Where others see walls, they see possibilities. Where others see obstacles, they see opportunities. Where others look where their feet are taking them, they gaze up and absorb all that’s around. In these guys’ eyes, every built up area has the makings of a playground. In their minds, the concrete landscape is a puzzle that only needs solving – and solving in style.
Photo via: Web Urbanist
Balanced on tower block railings, vaulting and flipping over gaps between building, or running along vertical wall faces, participants in parkour and free running are human equivalents of cats – real life spider-men whose daredevil escapades have seen a new generation of movie stuntman emerge.
Photo: sujatha fan
Still, there is much more to these forms of urban acrobatics than white knuckle thrills and cullions of steel. Calling on just their imagination and their athleticism, parkour practitioners – or traceurs – and free runners move through the built environment using not only a range of distinctive techniques but a new way of seeing the world.
Photo: Rita Quinn
Some might call parkour and free running extreme sports, but most experts consider them to be closer in nature to martial arts. Unlike most sports, there is no rulebook, and while there are some recognised jumps and moves, these vary according to the features of the obstacle the individual is facing as well as their physical and mental approach.
Photo: Apex Media
The two disciplines themselves have different attitudes, despite their apparent similarities. Whereas free running places the accent on aesthetic style, parkour, or l’art du déplacement (“the art of displacement”), focuses on speed and efficiency as a person moves from one spot to another – a characteristic tied to its origins in taking the best possible route in an emergency situation.
Photo: Völundur Jónsson
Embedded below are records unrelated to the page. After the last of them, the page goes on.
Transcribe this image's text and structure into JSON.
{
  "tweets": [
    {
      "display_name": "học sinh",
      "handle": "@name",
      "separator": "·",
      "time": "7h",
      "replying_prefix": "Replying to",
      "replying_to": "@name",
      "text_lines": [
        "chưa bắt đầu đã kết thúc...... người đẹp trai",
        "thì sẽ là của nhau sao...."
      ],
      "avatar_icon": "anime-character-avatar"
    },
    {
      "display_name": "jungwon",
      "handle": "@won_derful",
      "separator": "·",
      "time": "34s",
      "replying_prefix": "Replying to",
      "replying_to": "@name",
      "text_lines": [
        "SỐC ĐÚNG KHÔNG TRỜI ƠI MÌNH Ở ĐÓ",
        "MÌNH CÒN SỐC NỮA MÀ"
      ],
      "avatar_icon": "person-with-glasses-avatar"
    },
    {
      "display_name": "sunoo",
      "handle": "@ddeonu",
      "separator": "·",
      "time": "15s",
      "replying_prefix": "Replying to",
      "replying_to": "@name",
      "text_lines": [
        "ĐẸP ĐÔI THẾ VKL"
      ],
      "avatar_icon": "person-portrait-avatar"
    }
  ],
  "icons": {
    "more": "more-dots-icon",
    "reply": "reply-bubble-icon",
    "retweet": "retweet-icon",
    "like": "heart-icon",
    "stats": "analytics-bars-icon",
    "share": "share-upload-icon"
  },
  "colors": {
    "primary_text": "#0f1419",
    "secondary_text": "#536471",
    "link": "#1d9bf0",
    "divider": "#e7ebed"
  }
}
The legacy of French obstacle course training (parcours) set in motion by pre-World War naval officer and PE instructor Georges Hébert, and later picked up by Vietnam soldier and elite fireman Raymond Belle, was then developed by the latter’s son David.
Photo: Josa Jr
David Belle is widely seen as one of the founders of modern parkour. In 1997, he formed the performance group known as the Yamakasi with Sébastien Foucan and other childhood friends of kindred gymnastic flair. This acted as the springboard for l’art du déplacement as we know it today, although the group’s original line-up disbanded within a year.
Photo: ubiquity zh
One of the grounds for the split was disagreement over the definition of l’art du déplacement, which Foucan wanted to take in a more self-expressive direction, emphasising freedom and creativity of movement. The angle was less the most useful way than “following your own way”, with efficiency playing second string to elegance. Free running was born.
Another more contentious distinction between parkour and free running has arisen over the issue of competition. While parkour has always been committed to the ideal of non-rivalry, in free running competitions have taken place, which some say is against the spirit of l’art. Others see no problem and indeed no division between the disciplines.
Photo: sombra e luz
On balance, there is an essential freedom about the actions of anyone taking part in these disciplines. Their movements are not restricted by the narrow confines of sidewalk and street. They see beyond the boundaries prescribed to us about the spaces we inhabit.
Little did the forefathers of l’art du déplacement know that our cities and screens would one day be filled with the potential of their activities without limits.